I won some tickets to see the Harlem Globetrotters and we’ll be going there in a couple of weeks, so there may be pictures to share. And I’ve been trialling some products that I’m sworn to secrecy about, so I can’t blog about those yet. It’s been interesting, though.
In the office I’ve rebooted Outlook on the computer to keep me on track, help me stick to hour-long work sessions and remind me to take a break from staring at the computer. I’ve also been using the Pomodoro tomato technique again to get me though a few editing jobs.
Rufus celebrated his fifth birthday on Friday, so we had a biscuit hunt. I dropped down into the next stone zone on the scales, and then crept up again – but it’s still hovering around there. And the poet has lost an impressive 22lb, dropping into the next stone zone twice! He’s looking very good.😉
And I think that’s just about all the news I can share at the moment.
What have you been up to?
We’ve not had a lot of time to ourselves for a few weeks and have been dashing all over the place visiting various family members in various places. But I did have a brand new pair of walking boots for my birthday, I did want to at least start to break them in, and we did want to try at least a little walk where we can.
So, not this weekend just gone but last Sunday, we went to Kinver Edge near Stourbridge. Actually, we started off by going to the Lickey Hills Country Park, but couldn’t park in the very busy car park. Then we tried the Clent Hills, but couldn’t find anywhere to park. Then we grabbed a quick lunch and then I took us on a magical mystery tour. And we ended up at the rock houses at Kinver.
I’ve wanted to see these houses ever since I found out they existed, but I’d tried to find them before sat-nav and got hopelessly lost. This time I was able to plug the post code into my mobile phone and just tell the poet which way to drive.
At first we thought we’d struggle to park here too, as the first car park you come to was already packed. But we drove on up the hill a little way and found another, bigger, emptier car park. It seems this was the car park used by regulars and locals too, as there were lots preparing to walk their dogs or coming back from walking their dogs.
The signpost said that the houses were only 500m away, or we could divert upwards towards a viewpoint. As I was dying for the loo, we said we’d visit the houses first, use the facilities, and walk up to the viewpoint after. But we had a perfectly adequate view from the rock houses, so decided in the end not to carry on upwards.
The houses, managed by the National Trust, are on 3 levels. The 1st level has 3 restored houses; the 2nd level is closed to the public; and the 3rd level has the café and toilets plus a couple of caves you can walk inside. There is a piped soundtrack in the bottom houses, and they felt quite cool. Apparently, however, they were supposed to keep cool in the summer but warm in the winter once the fires were lit.
I’ve always wanted to see them ever since my dad mentioned he used to know someone who lived there in the 1930s. The houses were, in fact, lived in right up to the 1960s, but had to be abandoned due to lack of sanitation.

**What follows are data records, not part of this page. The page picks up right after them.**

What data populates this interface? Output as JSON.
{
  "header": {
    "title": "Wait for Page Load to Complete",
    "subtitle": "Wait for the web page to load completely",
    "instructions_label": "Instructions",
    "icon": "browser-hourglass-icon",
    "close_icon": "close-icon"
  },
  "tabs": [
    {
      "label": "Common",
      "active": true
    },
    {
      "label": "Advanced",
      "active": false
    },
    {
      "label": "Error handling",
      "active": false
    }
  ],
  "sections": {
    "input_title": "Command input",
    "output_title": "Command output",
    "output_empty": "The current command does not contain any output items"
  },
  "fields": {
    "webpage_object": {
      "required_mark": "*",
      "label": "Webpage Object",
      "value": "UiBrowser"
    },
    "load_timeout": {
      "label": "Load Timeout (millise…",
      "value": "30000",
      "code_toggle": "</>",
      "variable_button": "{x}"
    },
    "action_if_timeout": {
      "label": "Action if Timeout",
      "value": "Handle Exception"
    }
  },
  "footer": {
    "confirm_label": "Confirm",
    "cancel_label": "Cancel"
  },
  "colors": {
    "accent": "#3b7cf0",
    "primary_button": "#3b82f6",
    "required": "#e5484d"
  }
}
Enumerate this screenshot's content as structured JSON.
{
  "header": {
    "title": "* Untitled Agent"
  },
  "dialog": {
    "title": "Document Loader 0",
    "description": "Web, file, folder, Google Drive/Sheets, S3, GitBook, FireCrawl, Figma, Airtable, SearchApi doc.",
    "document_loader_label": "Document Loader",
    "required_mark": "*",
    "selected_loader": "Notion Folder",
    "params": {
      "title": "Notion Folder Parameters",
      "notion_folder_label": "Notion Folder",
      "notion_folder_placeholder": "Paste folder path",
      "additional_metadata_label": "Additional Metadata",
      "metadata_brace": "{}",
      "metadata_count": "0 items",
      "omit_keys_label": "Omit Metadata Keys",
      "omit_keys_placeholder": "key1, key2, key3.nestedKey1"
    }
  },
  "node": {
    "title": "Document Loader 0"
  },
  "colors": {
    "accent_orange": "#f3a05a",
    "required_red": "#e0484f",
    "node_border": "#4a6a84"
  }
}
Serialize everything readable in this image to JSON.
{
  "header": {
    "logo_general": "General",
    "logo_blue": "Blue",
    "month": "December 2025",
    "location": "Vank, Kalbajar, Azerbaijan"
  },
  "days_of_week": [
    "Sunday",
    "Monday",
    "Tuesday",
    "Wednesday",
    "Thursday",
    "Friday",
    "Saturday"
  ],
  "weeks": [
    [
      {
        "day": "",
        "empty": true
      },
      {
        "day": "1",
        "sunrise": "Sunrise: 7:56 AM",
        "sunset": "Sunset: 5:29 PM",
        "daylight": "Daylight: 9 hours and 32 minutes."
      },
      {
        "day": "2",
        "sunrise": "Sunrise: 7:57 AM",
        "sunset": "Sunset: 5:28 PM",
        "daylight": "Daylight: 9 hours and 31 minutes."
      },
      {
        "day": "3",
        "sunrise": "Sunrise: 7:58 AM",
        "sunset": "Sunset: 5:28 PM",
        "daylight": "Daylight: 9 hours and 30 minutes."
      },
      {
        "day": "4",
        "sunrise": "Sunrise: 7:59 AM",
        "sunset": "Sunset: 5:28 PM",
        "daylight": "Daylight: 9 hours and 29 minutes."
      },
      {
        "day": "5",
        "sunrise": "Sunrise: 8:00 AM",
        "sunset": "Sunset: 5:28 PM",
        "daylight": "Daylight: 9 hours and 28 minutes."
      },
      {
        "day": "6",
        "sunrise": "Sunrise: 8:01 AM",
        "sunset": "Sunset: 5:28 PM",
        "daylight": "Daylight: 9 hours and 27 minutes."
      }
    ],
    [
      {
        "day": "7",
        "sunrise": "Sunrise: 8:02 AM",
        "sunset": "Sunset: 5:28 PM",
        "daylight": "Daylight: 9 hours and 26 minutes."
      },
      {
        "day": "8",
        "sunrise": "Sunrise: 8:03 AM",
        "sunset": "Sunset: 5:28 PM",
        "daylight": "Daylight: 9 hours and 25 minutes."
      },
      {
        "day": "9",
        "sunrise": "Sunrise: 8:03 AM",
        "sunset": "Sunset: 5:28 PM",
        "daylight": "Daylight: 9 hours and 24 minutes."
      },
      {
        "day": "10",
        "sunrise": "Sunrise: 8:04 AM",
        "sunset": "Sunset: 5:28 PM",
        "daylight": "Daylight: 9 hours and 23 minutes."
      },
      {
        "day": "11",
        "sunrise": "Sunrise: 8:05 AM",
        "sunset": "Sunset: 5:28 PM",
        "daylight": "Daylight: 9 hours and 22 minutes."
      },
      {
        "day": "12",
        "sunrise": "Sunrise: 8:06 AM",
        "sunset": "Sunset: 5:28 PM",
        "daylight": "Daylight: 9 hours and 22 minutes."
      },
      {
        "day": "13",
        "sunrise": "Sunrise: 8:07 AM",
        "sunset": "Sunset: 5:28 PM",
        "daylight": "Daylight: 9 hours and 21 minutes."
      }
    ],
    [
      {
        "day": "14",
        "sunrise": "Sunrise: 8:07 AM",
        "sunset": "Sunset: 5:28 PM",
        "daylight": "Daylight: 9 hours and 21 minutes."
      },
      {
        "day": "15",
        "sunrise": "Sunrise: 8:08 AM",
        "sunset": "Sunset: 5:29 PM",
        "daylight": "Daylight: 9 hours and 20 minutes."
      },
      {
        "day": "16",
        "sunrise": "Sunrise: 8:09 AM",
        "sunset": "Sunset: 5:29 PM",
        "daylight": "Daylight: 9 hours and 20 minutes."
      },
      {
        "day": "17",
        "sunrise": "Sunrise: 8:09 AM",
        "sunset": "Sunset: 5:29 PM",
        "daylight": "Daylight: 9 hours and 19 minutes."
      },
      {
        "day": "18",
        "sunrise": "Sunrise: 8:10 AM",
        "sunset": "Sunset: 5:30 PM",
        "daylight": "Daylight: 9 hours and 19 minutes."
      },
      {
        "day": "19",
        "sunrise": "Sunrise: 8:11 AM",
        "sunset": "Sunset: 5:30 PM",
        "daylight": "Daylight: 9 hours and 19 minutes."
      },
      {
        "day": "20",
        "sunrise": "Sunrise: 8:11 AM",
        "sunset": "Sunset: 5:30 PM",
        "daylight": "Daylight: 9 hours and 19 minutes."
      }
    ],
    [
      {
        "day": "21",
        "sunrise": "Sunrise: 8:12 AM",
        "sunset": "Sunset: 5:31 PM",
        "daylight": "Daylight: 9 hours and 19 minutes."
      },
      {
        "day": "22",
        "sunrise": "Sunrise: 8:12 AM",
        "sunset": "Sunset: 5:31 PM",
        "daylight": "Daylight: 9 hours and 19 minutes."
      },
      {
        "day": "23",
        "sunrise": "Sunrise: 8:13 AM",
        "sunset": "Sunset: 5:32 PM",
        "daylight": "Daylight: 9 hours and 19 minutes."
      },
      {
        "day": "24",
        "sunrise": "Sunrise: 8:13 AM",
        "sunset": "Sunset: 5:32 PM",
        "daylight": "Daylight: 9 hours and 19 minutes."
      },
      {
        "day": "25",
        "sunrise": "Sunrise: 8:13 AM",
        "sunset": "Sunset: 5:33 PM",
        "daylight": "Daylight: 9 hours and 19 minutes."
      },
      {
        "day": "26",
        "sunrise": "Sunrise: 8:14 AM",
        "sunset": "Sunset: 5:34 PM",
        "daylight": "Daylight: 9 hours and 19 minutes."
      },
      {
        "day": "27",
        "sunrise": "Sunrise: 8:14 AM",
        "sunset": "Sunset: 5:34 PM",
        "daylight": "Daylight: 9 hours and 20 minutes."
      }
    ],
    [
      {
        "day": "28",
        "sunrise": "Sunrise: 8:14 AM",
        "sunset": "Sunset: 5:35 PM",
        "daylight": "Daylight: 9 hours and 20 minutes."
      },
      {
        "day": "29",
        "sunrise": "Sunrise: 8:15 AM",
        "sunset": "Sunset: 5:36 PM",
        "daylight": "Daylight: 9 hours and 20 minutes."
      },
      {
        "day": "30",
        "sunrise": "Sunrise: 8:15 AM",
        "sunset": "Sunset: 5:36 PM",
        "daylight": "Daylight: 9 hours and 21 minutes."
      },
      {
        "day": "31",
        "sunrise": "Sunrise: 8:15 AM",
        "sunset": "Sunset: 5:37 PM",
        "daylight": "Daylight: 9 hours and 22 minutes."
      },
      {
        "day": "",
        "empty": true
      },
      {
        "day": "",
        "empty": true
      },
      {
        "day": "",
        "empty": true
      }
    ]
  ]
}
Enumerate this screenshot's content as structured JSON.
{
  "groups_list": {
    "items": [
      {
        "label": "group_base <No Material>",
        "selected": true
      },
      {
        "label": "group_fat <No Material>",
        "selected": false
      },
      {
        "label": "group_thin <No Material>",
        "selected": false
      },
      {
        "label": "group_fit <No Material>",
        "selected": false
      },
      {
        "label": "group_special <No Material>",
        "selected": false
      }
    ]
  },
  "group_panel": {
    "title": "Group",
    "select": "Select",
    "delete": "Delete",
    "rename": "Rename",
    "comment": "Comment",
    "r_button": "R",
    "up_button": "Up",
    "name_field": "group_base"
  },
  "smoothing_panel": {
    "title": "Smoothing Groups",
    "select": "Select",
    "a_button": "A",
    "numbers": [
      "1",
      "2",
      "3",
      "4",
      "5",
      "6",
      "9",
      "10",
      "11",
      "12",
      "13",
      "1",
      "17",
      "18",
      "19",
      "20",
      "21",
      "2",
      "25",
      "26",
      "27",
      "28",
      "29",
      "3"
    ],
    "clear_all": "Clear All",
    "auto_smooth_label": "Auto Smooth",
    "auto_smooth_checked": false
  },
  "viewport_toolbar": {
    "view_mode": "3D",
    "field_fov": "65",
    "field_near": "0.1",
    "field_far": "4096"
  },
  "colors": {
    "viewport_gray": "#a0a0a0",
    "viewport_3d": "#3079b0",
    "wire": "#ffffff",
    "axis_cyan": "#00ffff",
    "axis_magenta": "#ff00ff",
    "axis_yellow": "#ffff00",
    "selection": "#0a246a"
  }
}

On the footpath back to the car park is a small adventure area and the dog climbed up a stair of logs where the poet could take his picture at the top. They both did very well!😉
The boots held up, didn’t even give a hint of rubbing or pinching, and were very comfortable.
We only walked 1.04 miles this time and only burned 225 calories. But there’s plenty more for visitors to see and do.